TASK TO COMPLETE =
List every line below containing "JSON".

SUPPLIED DATA =
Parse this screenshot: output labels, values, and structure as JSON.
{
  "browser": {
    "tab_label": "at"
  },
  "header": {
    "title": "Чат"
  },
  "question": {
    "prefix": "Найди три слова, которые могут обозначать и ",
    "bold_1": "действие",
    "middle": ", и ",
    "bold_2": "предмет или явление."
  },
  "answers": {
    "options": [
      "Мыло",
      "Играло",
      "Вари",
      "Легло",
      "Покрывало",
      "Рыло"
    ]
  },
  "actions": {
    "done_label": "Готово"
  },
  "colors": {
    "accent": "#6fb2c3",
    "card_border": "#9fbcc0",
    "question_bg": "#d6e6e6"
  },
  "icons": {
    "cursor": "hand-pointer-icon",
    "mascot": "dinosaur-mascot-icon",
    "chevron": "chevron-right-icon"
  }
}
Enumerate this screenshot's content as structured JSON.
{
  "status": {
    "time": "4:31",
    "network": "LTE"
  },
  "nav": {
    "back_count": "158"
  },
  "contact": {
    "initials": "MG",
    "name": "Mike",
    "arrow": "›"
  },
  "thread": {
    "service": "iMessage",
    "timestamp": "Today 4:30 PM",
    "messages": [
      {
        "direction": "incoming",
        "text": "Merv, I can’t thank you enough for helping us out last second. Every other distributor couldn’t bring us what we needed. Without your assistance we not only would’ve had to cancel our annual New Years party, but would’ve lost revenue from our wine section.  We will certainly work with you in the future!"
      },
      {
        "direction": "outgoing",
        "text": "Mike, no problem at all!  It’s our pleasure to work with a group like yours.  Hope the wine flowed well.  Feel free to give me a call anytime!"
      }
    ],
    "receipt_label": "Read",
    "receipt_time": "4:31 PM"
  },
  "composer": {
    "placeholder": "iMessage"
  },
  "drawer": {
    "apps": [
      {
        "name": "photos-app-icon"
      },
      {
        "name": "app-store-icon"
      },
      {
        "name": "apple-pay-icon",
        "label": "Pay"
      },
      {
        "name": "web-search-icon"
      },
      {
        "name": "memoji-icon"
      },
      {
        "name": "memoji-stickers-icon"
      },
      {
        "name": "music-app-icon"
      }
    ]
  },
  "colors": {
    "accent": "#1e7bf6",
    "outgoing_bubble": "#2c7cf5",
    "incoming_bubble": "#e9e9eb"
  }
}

REPLY TO THE EXERCISE =
Parse this screenshot: output labels, values, and structure as JSON.
Enumerate this screenshot's content as structured JSON.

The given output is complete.